Our company wouldn’t be able to do the work we do without the pioneers that preceded us. For every radon technician, there’s a long line of scientists and professionals who dedicated their lives to the study of chemistry and physics. This line is longer than you’d think! It dates all the way back to the 5th century B.C. philosopher Democritus, who coined the term atoma, for what he considered to be the building blocks for all matter. These are now called atoms. We can read and categorize elements of the periodic table thanks to Russian chemist Dmitri Ivanovich Mendeleev (1834–1907).
Radioactivity is Discovered
So, we can thank the Greeks for thinking up the atom and the Russians for cataloging the elements on the periodic table. But who gets credit for the initial studies of radioactivity? Our timeline now takes us to Poland where Marie Curie (1867–1934) and her husband Pierre Curie (1859–1906) were some of the first to bring our attention to radioactivity. These studies rocketed Marie Curie to becoming the first woman to win the Nobel prize in physics. The picocurie, a measurement of radioactivity, is even named after these scientists. Not only were the Curies revolutionary in their field at the time. They can also be thanked for the discovery of Radium and Polonium. These are two elements we deal with frequently in the field of Radon. Another notable name in the history of radioactivity and a contemporary of the Curies was Antoine Henri Becquerel (1852–1908). The becquerel was named after him and is a measurement of radioactive decay.

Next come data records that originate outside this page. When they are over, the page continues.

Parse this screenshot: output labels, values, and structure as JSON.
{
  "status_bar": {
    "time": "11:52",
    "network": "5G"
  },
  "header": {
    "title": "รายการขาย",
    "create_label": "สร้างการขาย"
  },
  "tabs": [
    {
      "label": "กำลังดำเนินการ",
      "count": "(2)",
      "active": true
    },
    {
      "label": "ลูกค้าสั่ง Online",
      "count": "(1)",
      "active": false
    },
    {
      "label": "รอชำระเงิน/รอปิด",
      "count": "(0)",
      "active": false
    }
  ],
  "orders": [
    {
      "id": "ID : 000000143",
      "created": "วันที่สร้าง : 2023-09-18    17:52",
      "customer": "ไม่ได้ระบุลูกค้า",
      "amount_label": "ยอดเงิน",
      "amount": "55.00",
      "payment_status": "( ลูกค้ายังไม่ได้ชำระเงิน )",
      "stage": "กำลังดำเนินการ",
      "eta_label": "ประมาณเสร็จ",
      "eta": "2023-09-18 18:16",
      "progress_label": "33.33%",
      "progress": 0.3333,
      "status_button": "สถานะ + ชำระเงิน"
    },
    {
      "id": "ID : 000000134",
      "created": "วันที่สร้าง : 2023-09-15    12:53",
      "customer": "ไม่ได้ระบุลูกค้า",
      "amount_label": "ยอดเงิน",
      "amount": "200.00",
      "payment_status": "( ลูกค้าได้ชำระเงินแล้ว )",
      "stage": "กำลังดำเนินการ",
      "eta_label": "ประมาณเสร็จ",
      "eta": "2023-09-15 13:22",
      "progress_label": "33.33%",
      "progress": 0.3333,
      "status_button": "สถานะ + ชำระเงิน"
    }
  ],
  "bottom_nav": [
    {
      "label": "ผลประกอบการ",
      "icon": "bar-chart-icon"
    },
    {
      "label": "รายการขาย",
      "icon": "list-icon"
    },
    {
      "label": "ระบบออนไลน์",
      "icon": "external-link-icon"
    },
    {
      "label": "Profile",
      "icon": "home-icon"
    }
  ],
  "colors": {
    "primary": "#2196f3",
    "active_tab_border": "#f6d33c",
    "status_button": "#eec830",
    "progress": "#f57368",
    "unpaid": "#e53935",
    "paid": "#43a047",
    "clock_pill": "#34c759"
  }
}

Now onto Radon
Radon itself was discovered by German physicist Frederich Ernst Dorne (1848-1916). Despite not being officially discovered until the late 19th century, the harmful effects of radon were seen as early as the 1500’s in miners. There have been many studies produced, showing the early mortality rates caused by radon gas inhaled in these mines. These studies have encouraged governments and environmental protection agencies to take action to reduce the radon levels in homes as early as the 1970’s.

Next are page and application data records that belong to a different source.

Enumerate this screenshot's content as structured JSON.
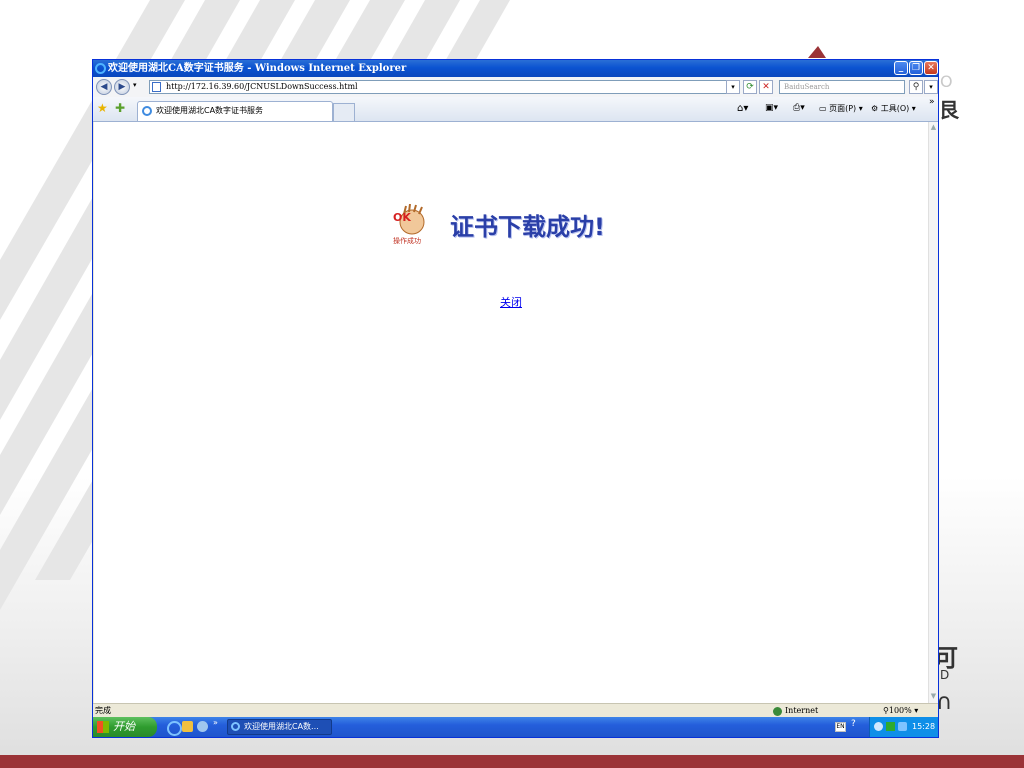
{
  "window": {
    "title": "欢迎使用湖北CA数字证书服务 - Windows Internet Explorer"
  },
  "address": {
    "url": "http://172.16.39.60/JCNUSLDownSuccess.html",
    "search_placeholder": "BaiduSearch"
  },
  "tabs": [
    {
      "label": "欢迎使用湖北CA数字证书服务"
    }
  ],
  "command_bar": {
    "page_label": "页面(P)",
    "tools_label": "工具(O)"
  },
  "content": {
    "headline": "证书下载成功!",
    "close_link": "关闭"
  },
  "status": {
    "text": "完成",
    "zone": "Internet",
    "zoom": "100%"
  },
  "taskbar": {
    "start_label": "开始",
    "task_item": "欢迎使用湖北CA数...",
    "clock": "15:28"
  },
  "colors": {
    "title_bar": "#0b53d1",
    "headline": "#2a3fa8",
    "slide_bottom_bar": "#9b3337"
  }
}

Thanks to these physicists along with many more, as well as the advancing of technology. Today we’re able to effectively measure and even mitigate radon gas in homes in nearly no time at all and for minimal costs. Taking a bit of time to measure radon in your own home can potentially save the health of your loved ones. We are always here to help test, mitigate, and advise. This wouldn’t be possible without the contributions and hard work of so many before us. So contact us for all your radon gas needs in Wichita, Kansas and throughout the state.